Work task
Give the number of lines below that contain the word "PSWC", and nothing else.

++++++

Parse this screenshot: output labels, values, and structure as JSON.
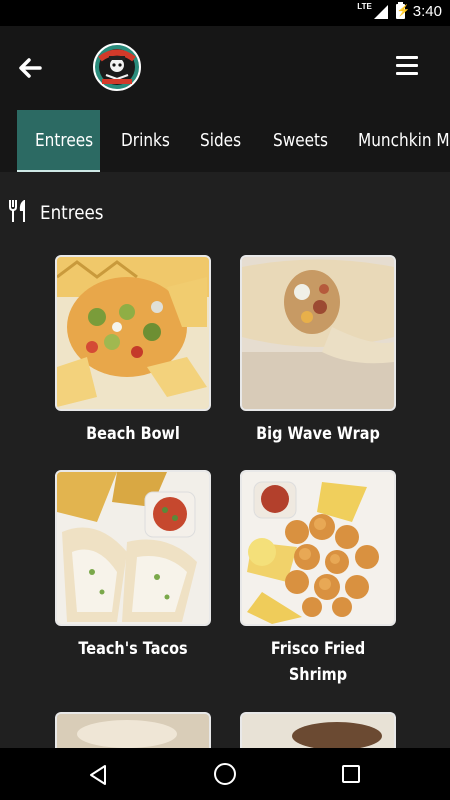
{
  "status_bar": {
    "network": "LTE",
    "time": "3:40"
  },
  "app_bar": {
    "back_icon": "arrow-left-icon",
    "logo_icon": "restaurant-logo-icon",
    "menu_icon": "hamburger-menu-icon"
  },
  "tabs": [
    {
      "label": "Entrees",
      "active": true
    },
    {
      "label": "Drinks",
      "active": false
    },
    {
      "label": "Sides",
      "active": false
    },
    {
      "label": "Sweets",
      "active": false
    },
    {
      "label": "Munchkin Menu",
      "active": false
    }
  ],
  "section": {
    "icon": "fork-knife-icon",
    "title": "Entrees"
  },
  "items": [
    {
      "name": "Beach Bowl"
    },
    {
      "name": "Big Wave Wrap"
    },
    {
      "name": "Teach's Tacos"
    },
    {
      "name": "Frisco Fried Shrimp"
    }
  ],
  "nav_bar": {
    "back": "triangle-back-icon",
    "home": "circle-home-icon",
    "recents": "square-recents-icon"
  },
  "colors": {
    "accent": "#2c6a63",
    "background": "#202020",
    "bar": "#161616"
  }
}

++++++

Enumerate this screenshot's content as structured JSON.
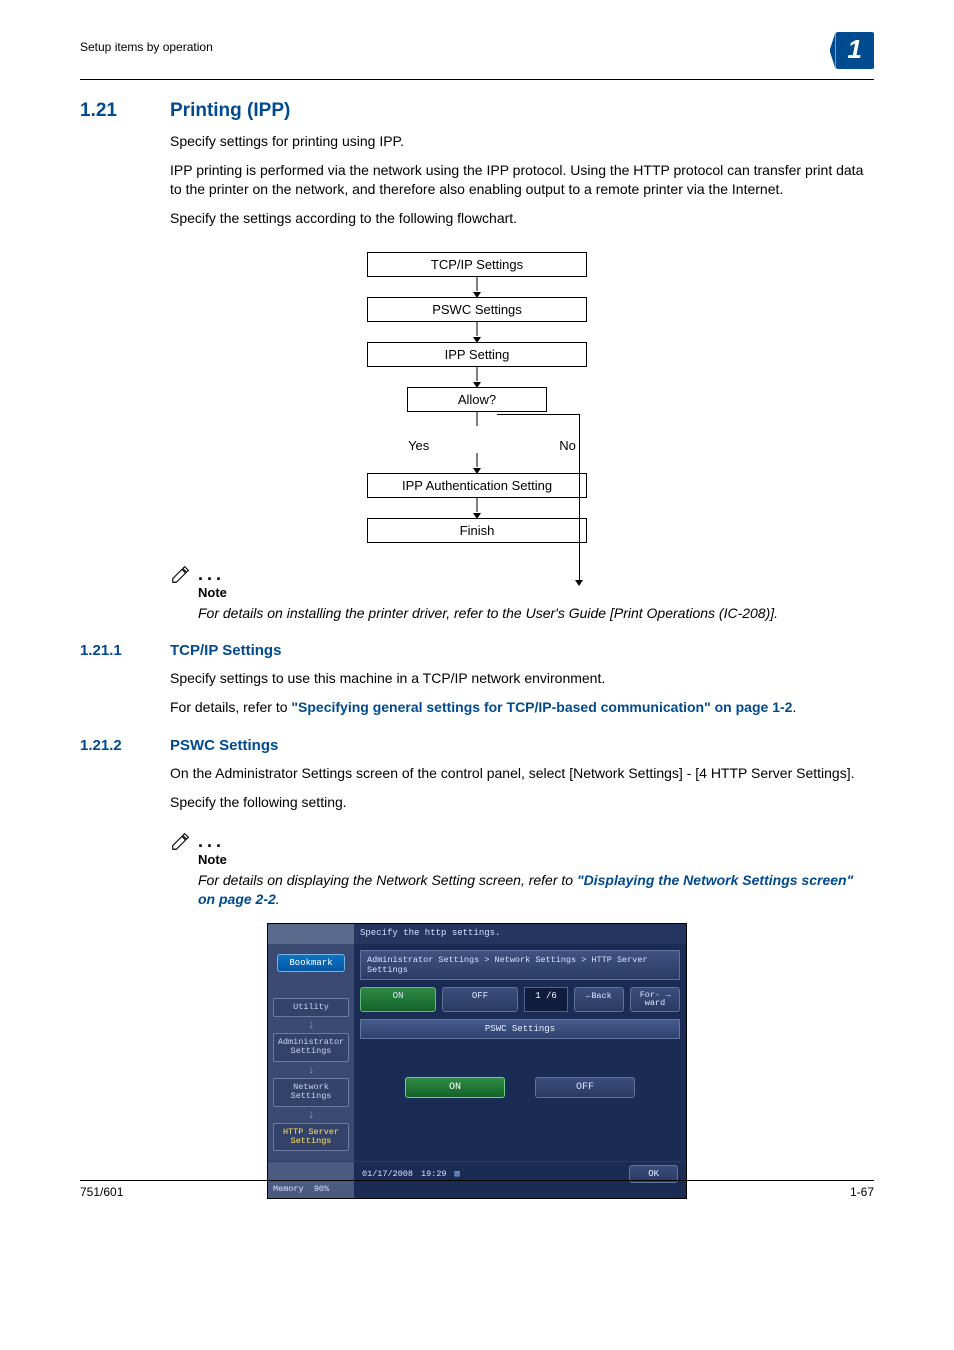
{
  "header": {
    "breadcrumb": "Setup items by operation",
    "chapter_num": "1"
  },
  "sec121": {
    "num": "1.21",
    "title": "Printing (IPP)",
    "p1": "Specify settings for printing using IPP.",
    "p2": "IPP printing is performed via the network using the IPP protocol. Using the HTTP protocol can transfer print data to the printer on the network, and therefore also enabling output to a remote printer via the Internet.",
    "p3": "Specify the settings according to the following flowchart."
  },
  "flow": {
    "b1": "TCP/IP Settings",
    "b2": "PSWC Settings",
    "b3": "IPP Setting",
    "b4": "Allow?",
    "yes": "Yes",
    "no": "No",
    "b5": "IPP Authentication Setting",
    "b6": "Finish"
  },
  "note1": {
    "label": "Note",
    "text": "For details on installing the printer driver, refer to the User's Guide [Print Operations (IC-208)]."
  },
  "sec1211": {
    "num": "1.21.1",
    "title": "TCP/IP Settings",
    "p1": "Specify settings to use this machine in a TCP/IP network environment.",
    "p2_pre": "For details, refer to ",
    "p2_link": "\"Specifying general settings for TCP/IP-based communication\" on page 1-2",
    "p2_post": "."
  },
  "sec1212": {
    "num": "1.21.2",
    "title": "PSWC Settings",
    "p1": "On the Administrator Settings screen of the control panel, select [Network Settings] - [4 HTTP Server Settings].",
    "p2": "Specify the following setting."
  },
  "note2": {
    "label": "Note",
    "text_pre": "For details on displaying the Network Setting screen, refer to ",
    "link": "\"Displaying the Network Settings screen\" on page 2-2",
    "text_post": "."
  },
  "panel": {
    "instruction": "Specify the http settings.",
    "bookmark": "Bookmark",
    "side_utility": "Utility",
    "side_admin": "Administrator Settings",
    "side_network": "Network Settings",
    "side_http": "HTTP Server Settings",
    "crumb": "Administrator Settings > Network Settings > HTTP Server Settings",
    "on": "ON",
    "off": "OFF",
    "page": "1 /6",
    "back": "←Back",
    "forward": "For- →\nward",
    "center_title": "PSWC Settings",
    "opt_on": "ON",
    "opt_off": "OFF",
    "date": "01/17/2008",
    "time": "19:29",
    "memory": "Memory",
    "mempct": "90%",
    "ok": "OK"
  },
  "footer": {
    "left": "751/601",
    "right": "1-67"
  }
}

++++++

Solved exercise
3